How many lines in the entries below contain the word "this"? Answer with the number and nothing else.

======== Material to process ========

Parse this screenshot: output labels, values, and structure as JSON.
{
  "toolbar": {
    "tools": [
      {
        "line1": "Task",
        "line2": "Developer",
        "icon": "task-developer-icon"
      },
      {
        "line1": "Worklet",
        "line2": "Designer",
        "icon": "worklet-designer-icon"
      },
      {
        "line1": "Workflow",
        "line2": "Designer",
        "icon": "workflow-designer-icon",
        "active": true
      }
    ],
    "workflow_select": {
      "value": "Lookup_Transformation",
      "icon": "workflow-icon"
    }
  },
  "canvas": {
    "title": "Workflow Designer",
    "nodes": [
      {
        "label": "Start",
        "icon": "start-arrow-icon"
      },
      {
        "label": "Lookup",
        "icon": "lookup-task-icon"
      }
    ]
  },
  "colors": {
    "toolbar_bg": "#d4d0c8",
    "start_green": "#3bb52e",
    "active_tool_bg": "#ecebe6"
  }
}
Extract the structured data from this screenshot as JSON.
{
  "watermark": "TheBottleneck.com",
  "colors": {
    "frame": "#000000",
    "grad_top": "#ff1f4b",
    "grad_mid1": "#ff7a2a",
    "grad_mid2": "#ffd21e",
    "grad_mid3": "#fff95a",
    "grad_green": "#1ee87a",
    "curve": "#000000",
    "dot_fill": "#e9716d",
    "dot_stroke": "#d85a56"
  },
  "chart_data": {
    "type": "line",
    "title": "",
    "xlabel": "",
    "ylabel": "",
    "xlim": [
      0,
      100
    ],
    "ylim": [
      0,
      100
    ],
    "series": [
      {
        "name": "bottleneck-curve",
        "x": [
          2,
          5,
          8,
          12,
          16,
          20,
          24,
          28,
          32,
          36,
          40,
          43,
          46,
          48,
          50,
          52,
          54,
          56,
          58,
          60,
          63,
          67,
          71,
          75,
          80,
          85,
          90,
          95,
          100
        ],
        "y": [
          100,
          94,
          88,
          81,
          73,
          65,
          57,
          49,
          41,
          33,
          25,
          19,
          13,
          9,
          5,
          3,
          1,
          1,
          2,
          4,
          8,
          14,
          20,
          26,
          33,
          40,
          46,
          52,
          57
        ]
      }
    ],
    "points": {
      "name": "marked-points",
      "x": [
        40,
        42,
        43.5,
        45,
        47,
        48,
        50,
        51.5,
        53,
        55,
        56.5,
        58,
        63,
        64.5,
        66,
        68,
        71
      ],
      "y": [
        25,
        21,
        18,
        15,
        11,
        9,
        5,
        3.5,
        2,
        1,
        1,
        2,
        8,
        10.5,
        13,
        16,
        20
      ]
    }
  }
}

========

● Written answer:
2